___ Material shown ___

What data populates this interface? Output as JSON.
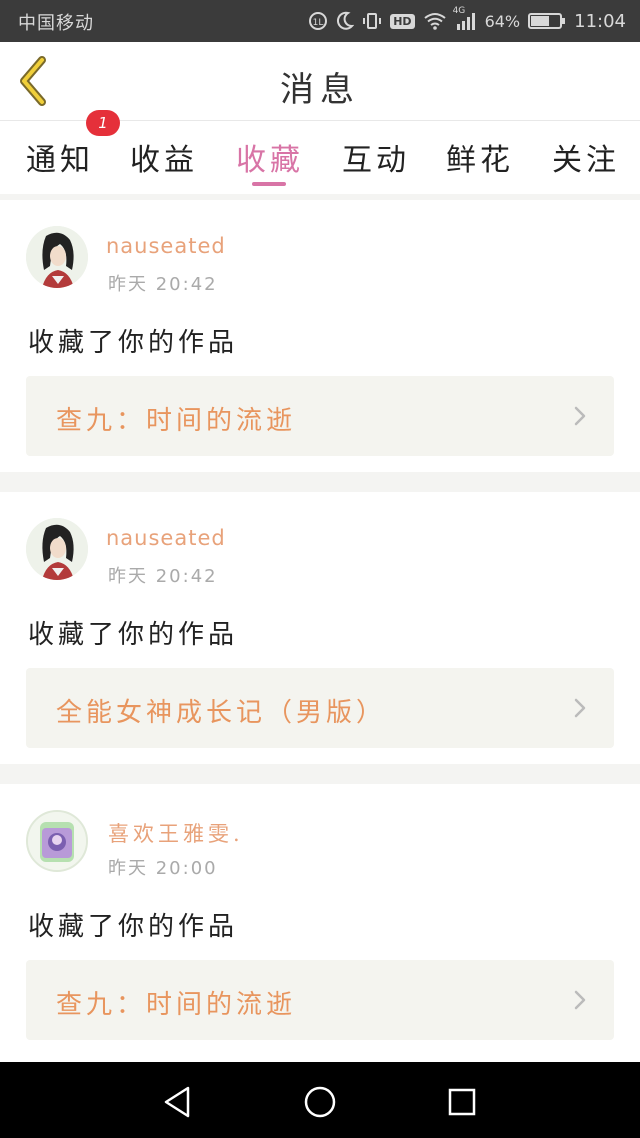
{
  "status_bar": {
    "carrier": "中国移动",
    "battery_text": "64%",
    "battery_level": 0.64,
    "time": "11:04",
    "hd_label": "HD",
    "network_label": "4G"
  },
  "header": {
    "title": "消息"
  },
  "tabs": [
    {
      "label": "通知",
      "badge": "1"
    },
    {
      "label": "收益"
    },
    {
      "label": "收藏",
      "active": true
    },
    {
      "label": "互动"
    },
    {
      "label": "鲜花"
    },
    {
      "label": "关注"
    }
  ],
  "colors": {
    "accent": "#d874a6",
    "username": "#e8a27a",
    "work_title": "#e8955e",
    "badge": "#e5303a"
  },
  "messages": [
    {
      "username": "nauseated",
      "time": "昨天  20:42",
      "action": "收藏了你的作品",
      "work_title": "查九：时间的流逝"
    },
    {
      "username": "nauseated",
      "time": "昨天  20:42",
      "action": "收藏了你的作品",
      "work_title": "全能女神成长记（男版）"
    },
    {
      "username": "喜欢王雅雯.",
      "time": "昨天  20:00",
      "action": "收藏了你的作品",
      "work_title": "查九：时间的流逝"
    }
  ]
}
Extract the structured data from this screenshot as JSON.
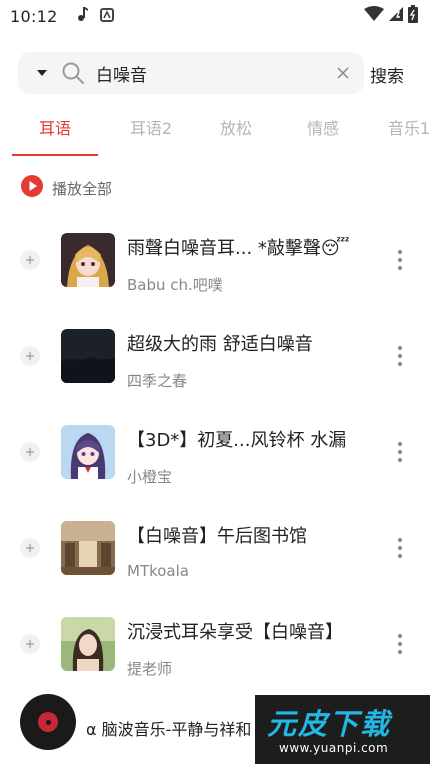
{
  "status": {
    "time": "10:12"
  },
  "search": {
    "query": "白噪音",
    "button_label": "搜索"
  },
  "tabs": [
    {
      "label": "耳语"
    },
    {
      "label": "耳语2"
    },
    {
      "label": "放松"
    },
    {
      "label": "情感"
    },
    {
      "label": "音乐1"
    }
  ],
  "play_all": {
    "label": "播放全部"
  },
  "songs": [
    {
      "title": "雨聲白噪音耳... *敲擊聲😴",
      "artist": "Babu ch.吧噗"
    },
    {
      "title": "超级大的雨 舒适白噪音",
      "artist": "四季之春"
    },
    {
      "title": "【3D*】初夏...风铃杯 水漏",
      "artist": "小橙宝"
    },
    {
      "title": "【白噪音】午后图书馆",
      "artist": "MTkoala"
    },
    {
      "title": "沉浸式耳朵享受【白噪音】",
      "artist": "提老师"
    }
  ],
  "player": {
    "now_playing": "α 脑波音乐-平静与祥和"
  },
  "watermark": {
    "logo": "元皮下载",
    "url": "www.yuanpi.com"
  },
  "colors": {
    "accent": "#e53935",
    "inactive_tab": "#b5b5b5",
    "search_bg": "#f5f5f7"
  }
}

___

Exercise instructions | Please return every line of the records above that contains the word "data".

Completed task |
What data populates this interface? Output as JSON.
Extract the structured data from this screenshot as JSON.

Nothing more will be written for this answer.